Segment Open

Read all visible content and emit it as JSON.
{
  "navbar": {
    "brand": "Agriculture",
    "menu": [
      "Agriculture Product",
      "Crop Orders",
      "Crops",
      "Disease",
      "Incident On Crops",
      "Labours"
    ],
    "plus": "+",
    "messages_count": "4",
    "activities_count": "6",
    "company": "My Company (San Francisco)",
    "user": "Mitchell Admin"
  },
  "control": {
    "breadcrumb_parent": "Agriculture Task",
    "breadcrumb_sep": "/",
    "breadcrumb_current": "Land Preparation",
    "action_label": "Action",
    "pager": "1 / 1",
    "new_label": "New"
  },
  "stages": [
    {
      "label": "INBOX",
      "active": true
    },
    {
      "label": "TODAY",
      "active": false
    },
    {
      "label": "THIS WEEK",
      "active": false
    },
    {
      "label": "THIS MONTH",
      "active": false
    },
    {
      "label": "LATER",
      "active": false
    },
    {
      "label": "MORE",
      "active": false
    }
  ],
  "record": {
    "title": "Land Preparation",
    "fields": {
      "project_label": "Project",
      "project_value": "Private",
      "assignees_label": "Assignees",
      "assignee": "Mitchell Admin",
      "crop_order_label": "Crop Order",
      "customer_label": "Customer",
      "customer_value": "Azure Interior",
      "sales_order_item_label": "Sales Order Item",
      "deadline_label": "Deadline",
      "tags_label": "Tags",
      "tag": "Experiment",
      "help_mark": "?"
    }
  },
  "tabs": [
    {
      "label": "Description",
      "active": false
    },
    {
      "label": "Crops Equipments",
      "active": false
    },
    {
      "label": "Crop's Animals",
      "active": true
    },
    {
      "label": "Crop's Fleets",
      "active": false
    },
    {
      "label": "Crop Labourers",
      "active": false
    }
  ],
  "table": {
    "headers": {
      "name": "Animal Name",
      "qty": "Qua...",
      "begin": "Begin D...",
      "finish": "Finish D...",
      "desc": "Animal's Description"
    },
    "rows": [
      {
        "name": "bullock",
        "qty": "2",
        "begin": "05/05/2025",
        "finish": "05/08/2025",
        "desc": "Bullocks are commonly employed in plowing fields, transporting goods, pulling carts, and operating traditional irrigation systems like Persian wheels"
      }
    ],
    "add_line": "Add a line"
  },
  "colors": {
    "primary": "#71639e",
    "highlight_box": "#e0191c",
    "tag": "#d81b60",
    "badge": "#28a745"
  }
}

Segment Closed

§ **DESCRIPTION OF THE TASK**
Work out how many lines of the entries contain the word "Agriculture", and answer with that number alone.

§ **ANSWER AREA**
3